(Material shown Opens)

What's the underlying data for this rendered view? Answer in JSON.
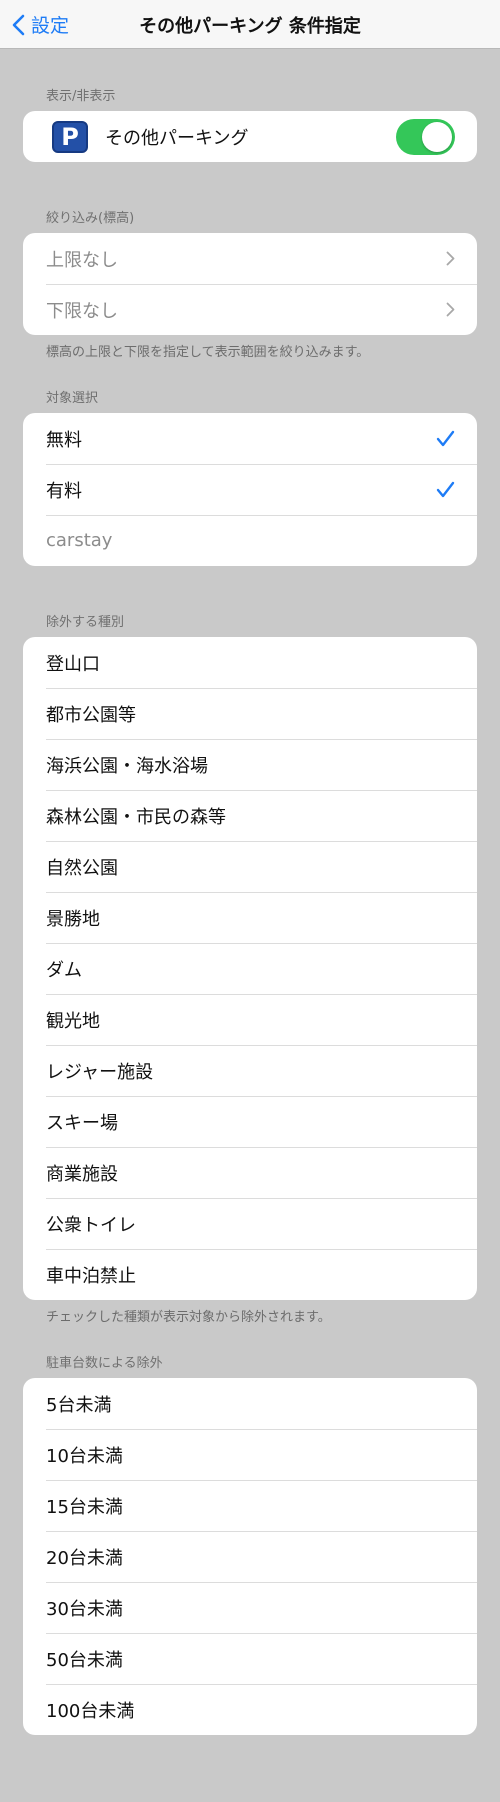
{
  "nav": {
    "back_label": "設定",
    "title": "その他パーキング 条件指定"
  },
  "display": {
    "header": "表示/非表示",
    "icon_letter": "P",
    "label": "その他パーキング",
    "toggle_on": true
  },
  "elevation": {
    "header": "絞り込み(標高)",
    "items": [
      {
        "label": "上限なし"
      },
      {
        "label": "下限なし"
      }
    ],
    "footer": "標高の上限と下限を指定して表示範囲を絞り込みます。"
  },
  "target": {
    "header": "対象選択",
    "items": [
      {
        "label": "無料",
        "checked": true
      },
      {
        "label": "有料",
        "checked": true
      },
      {
        "label": "carstay",
        "checked": false
      }
    ]
  },
  "exclude_types": {
    "header": "除外する種別",
    "items": [
      {
        "label": "登山口"
      },
      {
        "label": "都市公園等"
      },
      {
        "label": "海浜公園・海水浴場"
      },
      {
        "label": "森林公園・市民の森等"
      },
      {
        "label": "自然公園"
      },
      {
        "label": "景勝地"
      },
      {
        "label": "ダム"
      },
      {
        "label": "観光地"
      },
      {
        "label": "レジャー施設"
      },
      {
        "label": "スキー場"
      },
      {
        "label": "商業施設"
      },
      {
        "label": "公衆トイレ"
      },
      {
        "label": "車中泊禁止"
      }
    ],
    "footer": "チェックした種類が表示対象から除外されます。"
  },
  "exclude_capacity": {
    "header": "駐車台数による除外",
    "items": [
      {
        "label": "5台未満"
      },
      {
        "label": "10台未満"
      },
      {
        "label": "15台未満"
      },
      {
        "label": "20台未満"
      },
      {
        "label": "30台未満"
      },
      {
        "label": "50台未満"
      },
      {
        "label": "100台未満"
      }
    ]
  },
  "colors": {
    "accent": "#1e7cf6",
    "toggle_on": "#34c759",
    "background": "#c9c9c9",
    "icon_bg": "#2350a7"
  },
  "icons": {
    "back": "chevron-left-icon",
    "parking": "parking-icon",
    "disclosure": "chevron-right-icon",
    "check": "checkmark-icon"
  }
}
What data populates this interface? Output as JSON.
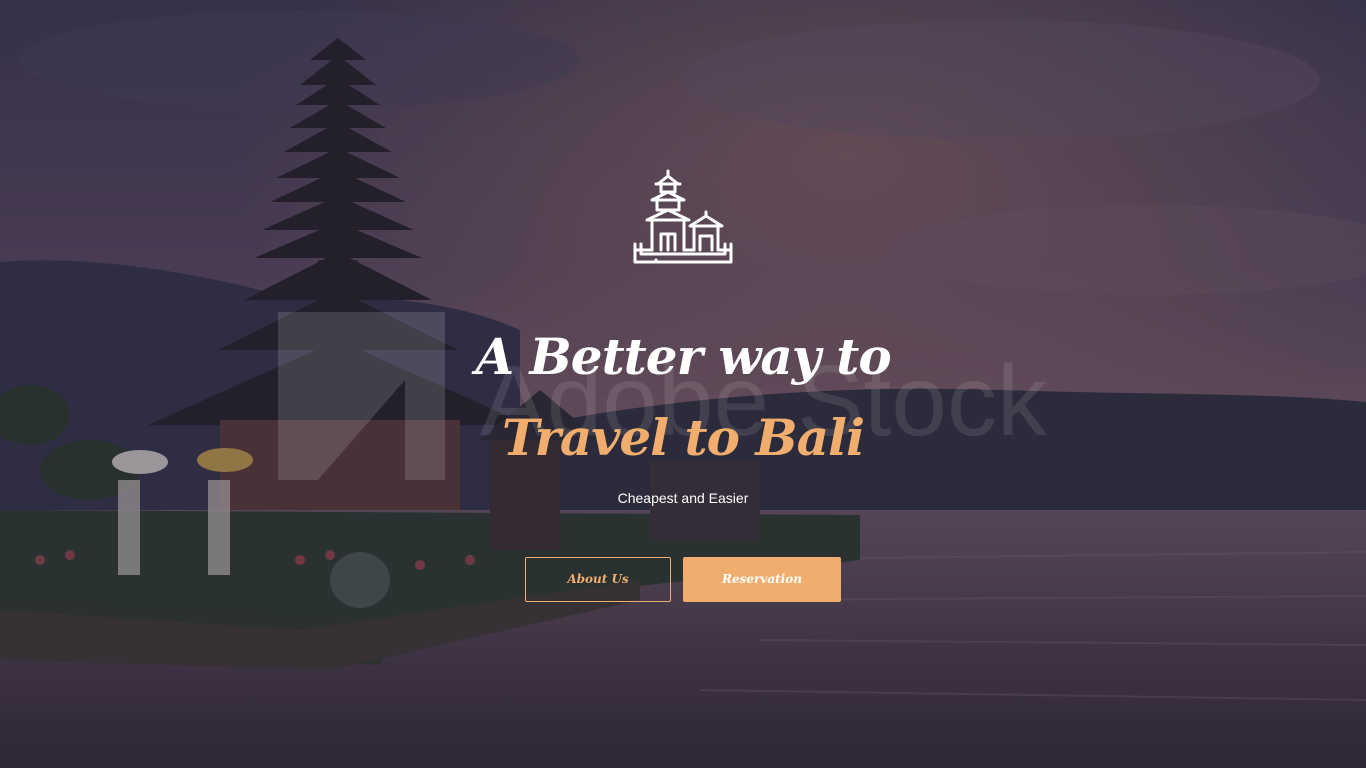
{
  "colors": {
    "accent": "#f0ad6e",
    "text": "#ffffff",
    "overlay": "#2d2838"
  },
  "hero": {
    "logo_icon": "bali-temple-icon",
    "headline_line1": "A Better way to",
    "headline_line2": "Travel to Bali",
    "tagline": "Cheapest and Easier",
    "watermark": "Adobe Stock"
  },
  "buttons": {
    "about_label": "About Us",
    "reservation_label": "Reservation"
  }
}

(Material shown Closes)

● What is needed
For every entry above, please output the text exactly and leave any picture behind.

● Result below
What's the underlying data for this rendered view? Answer in JSON.
{
  "nav": {
    "back_label": "設定",
    "title": "その他パーキング 条件指定"
  },
  "display": {
    "header": "表示/非表示",
    "icon_letter": "P",
    "label": "その他パーキング",
    "toggle_on": true
  },
  "elevation": {
    "header": "絞り込み(標高)",
    "items": [
      {
        "label": "上限なし"
      },
      {
        "label": "下限なし"
      }
    ],
    "footer": "標高の上限と下限を指定して表示範囲を絞り込みます。"
  },
  "target": {
    "header": "対象選択",
    "items": [
      {
        "label": "無料",
        "checked": true
      },
      {
        "label": "有料",
        "checked": true
      },
      {
        "label": "carstay",
        "checked": false
      }
    ]
  },
  "exclude_types": {
    "header": "除外する種別",
    "items": [
      {
        "label": "登山口"
      },
      {
        "label": "都市公園等"
      },
      {
        "label": "海浜公園・海水浴場"
      },
      {
        "label": "森林公園・市民の森等"
      },
      {
        "label": "自然公園"
      },
      {
        "label": "景勝地"
      },
      {
        "label": "ダム"
      },
      {
        "label": "観光地"
      },
      {
        "label": "レジャー施設"
      },
      {
        "label": "スキー場"
      },
      {
        "label": "商業施設"
      },
      {
        "label": "公衆トイレ"
      },
      {
        "label": "車中泊禁止"
      }
    ],
    "footer": "チェックした種類が表示対象から除外されます。"
  },
  "exclude_capacity": {
    "header": "駐車台数による除外",
    "items": [
      {
        "label": "5台未満"
      },
      {
        "label": "10台未満"
      },
      {
        "label": "15台未満"
      },
      {
        "label": "20台未満"
      },
      {
        "label": "30台未満"
      },
      {
        "label": "50台未満"
      },
      {
        "label": "100台未満"
      }
    ]
  },
  "colors": {
    "accent": "#1e7cf6",
    "toggle_on": "#34c759",
    "background": "#c9c9c9",
    "icon_bg": "#2350a7"
  },
  "icons": {
    "back": "chevron-left-icon",
    "parking": "parking-icon",
    "disclosure": "chevron-right-icon",
    "check": "checkmark-icon"
  }
}
What data populates this interface? Output as JSON.
{
  "colors": {
    "accent": "#f0ad6e",
    "text": "#ffffff",
    "overlay": "#2d2838"
  },
  "hero": {
    "logo_icon": "bali-temple-icon",
    "headline_line1": "A Better way to",
    "headline_line2": "Travel to Bali",
    "tagline": "Cheapest and Easier",
    "watermark": "Adobe Stock"
  },
  "buttons": {
    "about_label": "About Us",
    "reservation_label": "Reservation"
  }
}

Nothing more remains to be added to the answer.